Web page and app entries:
· · · · · · ·
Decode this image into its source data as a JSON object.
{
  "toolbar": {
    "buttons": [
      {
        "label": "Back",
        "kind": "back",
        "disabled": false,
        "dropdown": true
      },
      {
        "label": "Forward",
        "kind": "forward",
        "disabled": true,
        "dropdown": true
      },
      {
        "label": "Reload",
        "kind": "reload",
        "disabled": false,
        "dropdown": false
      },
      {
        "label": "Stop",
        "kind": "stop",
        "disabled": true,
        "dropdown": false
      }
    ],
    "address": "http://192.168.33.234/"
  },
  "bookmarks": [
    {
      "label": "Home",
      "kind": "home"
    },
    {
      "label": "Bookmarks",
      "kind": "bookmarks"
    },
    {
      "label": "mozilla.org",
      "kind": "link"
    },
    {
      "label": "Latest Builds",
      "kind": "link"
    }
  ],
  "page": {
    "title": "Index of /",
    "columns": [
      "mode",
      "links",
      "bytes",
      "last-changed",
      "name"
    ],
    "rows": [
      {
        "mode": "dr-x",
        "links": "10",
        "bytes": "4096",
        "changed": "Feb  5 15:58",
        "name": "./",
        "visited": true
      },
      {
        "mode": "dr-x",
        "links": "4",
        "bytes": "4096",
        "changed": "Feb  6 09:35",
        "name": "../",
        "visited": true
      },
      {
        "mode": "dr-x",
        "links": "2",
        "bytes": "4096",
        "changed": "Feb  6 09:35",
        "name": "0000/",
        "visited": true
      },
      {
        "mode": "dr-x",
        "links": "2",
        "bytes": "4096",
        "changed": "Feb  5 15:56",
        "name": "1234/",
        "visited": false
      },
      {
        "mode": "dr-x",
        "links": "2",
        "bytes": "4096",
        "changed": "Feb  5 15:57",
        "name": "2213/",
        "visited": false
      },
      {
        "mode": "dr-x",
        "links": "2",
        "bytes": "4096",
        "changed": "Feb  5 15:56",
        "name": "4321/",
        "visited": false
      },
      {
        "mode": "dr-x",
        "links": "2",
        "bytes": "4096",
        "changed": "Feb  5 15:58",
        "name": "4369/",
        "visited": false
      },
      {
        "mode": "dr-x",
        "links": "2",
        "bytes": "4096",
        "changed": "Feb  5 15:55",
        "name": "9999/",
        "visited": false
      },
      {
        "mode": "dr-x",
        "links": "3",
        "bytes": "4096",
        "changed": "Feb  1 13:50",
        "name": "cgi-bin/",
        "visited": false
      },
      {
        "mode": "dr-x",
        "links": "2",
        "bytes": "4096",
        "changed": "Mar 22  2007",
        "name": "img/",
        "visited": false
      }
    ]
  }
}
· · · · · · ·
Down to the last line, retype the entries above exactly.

Decode this image into its source data as a JSON object.
{
  "toolbar": {
    "buttons": [
      {
        "label": "Back",
        "kind": "back",
        "disabled": false,
        "dropdown": true
      },
      {
        "label": "Forward",
        "kind": "forward",
        "disabled": true,
        "dropdown": true
      },
      {
        "label": "Reload",
        "kind": "reload",
        "disabled": false,
        "dropdown": false
      },
      {
        "label": "Stop",
        "kind": "stop",
        "disabled": true,
        "dropdown": false
      }
    ],
    "address": "http://192.168.33.234/"
  },
  "bookmarks": [
    {
      "label": "Home",
      "kind": "home"
    },
    {
      "label": "Bookmarks",
      "kind": "bookmarks"
    },
    {
      "label": "mozilla.org",
      "kind": "link"
    },
    {
      "label": "Latest Builds",
      "kind": "link"
    }
  ],
  "page": {
    "title": "Index of /",
    "columns": [
      "mode",
      "links",
      "bytes",
      "last-changed",
      "name"
    ],
    "rows": [
      {
        "mode": "dr-x",
        "links": "10",
        "bytes": "4096",
        "changed": "Feb  5 15:58",
        "name": "./",
        "visited": true
      },
      {
        "mode": "dr-x",
        "links": "4",
        "bytes": "4096",
        "changed": "Feb  6 09:35",
        "name": "../",
        "visited": true
      },
      {
        "mode": "dr-x",
        "links": "2",
        "bytes": "4096",
        "changed": "Feb  6 09:35",
        "name": "0000/",
        "visited": true
      },
      {
        "mode": "dr-x",
        "links": "2",
        "bytes": "4096",
        "changed": "Feb  5 15:56",
        "name": "1234/",
        "visited": false
      },
      {
        "mode": "dr-x",
        "links": "2",
        "bytes": "4096",
        "changed": "Feb  5 15:57",
        "name": "2213/",
        "visited": false
      },
      {
        "mode": "dr-x",
        "links": "2",
        "bytes": "4096",
        "changed": "Feb  5 15:56",
        "name": "4321/",
        "visited": false
      },
      {
        "mode": "dr-x",
        "links": "2",
        "bytes": "4096",
        "changed": "Feb  5 15:58",
        "name": "4369/",
        "visited": false
      },
      {
        "mode": "dr-x",
        "links": "2",
        "bytes": "4096",
        "changed": "Feb  5 15:55",
        "name": "9999/",
        "visited": false
      },
      {
        "mode": "dr-x",
        "links": "3",
        "bytes": "4096",
        "changed": "Feb  1 13:50",
        "name": "cgi-bin/",
        "visited": false
      },
      {
        "mode": "dr-x",
        "links": "2",
        "bytes": "4096",
        "changed": "Mar 22  2007",
        "name": "img/",
        "visited": false
      }
    ]
  }
}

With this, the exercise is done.